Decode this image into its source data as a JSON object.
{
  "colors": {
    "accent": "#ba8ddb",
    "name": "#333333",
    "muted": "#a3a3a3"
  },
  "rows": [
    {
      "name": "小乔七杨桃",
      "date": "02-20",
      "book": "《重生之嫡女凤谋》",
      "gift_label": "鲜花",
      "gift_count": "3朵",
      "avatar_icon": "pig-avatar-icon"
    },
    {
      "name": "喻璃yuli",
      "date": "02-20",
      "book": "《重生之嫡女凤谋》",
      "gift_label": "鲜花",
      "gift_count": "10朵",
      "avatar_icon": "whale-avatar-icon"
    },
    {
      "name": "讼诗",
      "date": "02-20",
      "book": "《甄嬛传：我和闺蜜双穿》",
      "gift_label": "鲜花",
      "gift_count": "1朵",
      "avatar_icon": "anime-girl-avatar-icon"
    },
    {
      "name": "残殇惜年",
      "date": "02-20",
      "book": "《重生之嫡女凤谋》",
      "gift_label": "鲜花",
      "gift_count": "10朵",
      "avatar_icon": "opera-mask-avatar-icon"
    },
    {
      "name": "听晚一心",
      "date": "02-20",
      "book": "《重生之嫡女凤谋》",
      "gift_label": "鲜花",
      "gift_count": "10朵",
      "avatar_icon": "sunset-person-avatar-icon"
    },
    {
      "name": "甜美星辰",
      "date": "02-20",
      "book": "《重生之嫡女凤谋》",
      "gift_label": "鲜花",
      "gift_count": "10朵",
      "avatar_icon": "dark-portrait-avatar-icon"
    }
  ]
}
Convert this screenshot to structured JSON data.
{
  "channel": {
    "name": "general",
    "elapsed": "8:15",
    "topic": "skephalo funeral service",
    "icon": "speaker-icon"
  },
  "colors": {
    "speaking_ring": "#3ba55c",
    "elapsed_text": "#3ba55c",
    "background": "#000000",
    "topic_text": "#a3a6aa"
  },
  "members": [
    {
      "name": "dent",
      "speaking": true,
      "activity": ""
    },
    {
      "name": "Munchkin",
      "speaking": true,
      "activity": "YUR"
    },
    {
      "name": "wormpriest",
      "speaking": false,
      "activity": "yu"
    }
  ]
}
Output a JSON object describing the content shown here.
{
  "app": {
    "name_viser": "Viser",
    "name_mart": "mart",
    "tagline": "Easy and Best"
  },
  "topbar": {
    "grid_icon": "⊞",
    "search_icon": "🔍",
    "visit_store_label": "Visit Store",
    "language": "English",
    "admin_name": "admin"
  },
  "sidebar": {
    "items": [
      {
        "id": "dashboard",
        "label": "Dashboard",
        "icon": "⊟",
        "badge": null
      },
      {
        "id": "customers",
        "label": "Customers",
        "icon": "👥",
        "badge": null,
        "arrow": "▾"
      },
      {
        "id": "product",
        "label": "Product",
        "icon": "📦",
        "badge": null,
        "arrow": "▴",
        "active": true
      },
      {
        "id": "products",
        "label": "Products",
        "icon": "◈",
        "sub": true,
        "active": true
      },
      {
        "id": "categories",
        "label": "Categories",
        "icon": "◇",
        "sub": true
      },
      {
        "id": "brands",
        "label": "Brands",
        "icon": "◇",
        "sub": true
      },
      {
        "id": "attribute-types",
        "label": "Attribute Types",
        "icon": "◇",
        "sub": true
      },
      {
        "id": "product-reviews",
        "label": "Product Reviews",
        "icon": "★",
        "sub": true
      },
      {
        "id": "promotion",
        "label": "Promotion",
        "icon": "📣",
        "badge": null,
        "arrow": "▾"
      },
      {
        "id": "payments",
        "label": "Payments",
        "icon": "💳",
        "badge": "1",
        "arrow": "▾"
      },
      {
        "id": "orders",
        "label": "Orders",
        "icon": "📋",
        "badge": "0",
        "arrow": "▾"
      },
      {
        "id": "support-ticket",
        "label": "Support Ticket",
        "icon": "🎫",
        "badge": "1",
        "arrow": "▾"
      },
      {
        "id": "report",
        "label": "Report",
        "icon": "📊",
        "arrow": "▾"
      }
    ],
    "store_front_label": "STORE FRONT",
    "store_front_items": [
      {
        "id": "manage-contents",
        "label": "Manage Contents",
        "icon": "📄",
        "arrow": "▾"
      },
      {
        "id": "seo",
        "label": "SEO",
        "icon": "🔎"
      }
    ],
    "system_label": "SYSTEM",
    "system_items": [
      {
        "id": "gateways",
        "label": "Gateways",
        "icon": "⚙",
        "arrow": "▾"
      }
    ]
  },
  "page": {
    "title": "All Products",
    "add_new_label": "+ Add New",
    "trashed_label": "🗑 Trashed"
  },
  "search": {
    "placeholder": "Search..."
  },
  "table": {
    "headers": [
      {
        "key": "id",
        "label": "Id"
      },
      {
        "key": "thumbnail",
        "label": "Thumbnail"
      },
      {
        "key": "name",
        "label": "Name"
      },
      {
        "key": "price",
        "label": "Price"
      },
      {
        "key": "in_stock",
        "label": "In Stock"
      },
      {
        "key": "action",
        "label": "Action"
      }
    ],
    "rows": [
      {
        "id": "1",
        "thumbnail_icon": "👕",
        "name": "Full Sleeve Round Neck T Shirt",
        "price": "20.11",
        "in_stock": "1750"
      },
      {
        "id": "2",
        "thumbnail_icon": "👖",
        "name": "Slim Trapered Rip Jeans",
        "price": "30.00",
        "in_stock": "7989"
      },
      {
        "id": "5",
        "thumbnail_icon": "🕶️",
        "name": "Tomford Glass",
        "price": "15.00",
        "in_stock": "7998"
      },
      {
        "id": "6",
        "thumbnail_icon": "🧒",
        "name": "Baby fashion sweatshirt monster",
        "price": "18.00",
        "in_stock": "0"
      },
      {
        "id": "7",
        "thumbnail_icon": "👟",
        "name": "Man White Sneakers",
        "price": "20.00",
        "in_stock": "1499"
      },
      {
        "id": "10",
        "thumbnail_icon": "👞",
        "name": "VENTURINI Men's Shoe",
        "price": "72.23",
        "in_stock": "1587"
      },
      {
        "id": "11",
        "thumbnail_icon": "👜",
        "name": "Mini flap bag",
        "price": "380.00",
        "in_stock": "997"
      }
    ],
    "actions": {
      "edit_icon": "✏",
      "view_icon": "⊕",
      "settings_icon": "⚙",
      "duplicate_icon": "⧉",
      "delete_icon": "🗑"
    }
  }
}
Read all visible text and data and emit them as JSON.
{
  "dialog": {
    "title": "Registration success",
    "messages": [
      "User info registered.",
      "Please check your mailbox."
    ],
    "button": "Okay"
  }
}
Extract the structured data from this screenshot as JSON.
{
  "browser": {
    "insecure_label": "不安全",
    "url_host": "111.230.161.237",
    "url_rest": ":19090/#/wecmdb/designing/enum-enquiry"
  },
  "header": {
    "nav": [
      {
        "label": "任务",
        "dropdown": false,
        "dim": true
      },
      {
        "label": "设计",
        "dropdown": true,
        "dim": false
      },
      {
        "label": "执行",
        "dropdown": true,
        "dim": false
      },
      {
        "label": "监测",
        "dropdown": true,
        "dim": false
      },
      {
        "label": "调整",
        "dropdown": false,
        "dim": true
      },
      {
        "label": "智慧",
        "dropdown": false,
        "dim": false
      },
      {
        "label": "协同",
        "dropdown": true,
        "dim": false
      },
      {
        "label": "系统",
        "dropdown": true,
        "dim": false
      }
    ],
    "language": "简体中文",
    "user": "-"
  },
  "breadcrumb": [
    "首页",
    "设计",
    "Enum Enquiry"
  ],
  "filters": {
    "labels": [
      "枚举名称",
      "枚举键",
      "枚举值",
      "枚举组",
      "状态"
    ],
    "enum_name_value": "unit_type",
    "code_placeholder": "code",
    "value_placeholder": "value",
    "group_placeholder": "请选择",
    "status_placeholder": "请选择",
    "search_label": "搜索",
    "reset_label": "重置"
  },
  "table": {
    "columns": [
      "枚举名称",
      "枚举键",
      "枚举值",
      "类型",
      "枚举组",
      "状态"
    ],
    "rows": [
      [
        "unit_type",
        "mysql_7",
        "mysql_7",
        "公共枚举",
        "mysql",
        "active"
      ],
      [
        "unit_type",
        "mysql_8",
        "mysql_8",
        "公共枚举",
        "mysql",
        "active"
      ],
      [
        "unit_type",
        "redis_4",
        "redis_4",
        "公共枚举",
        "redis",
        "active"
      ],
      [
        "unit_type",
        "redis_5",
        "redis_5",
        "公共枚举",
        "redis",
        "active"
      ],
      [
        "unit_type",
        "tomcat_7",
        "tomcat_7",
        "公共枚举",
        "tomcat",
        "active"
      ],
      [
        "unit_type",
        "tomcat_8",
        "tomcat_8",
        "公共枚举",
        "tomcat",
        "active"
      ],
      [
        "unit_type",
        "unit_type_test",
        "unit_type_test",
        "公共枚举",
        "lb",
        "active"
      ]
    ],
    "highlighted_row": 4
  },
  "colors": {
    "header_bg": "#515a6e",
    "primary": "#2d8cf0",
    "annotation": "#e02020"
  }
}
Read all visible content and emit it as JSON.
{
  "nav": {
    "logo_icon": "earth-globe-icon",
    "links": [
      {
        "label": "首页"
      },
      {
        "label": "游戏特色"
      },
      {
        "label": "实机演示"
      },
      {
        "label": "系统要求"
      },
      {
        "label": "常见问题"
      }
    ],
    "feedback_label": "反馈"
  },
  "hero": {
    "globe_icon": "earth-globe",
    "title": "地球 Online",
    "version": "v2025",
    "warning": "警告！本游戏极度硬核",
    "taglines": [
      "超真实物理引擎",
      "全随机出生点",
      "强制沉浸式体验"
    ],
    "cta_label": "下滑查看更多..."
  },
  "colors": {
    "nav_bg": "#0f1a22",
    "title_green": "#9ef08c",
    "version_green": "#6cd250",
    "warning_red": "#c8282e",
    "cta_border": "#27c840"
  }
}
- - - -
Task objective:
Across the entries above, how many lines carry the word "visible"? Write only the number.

Written response:
2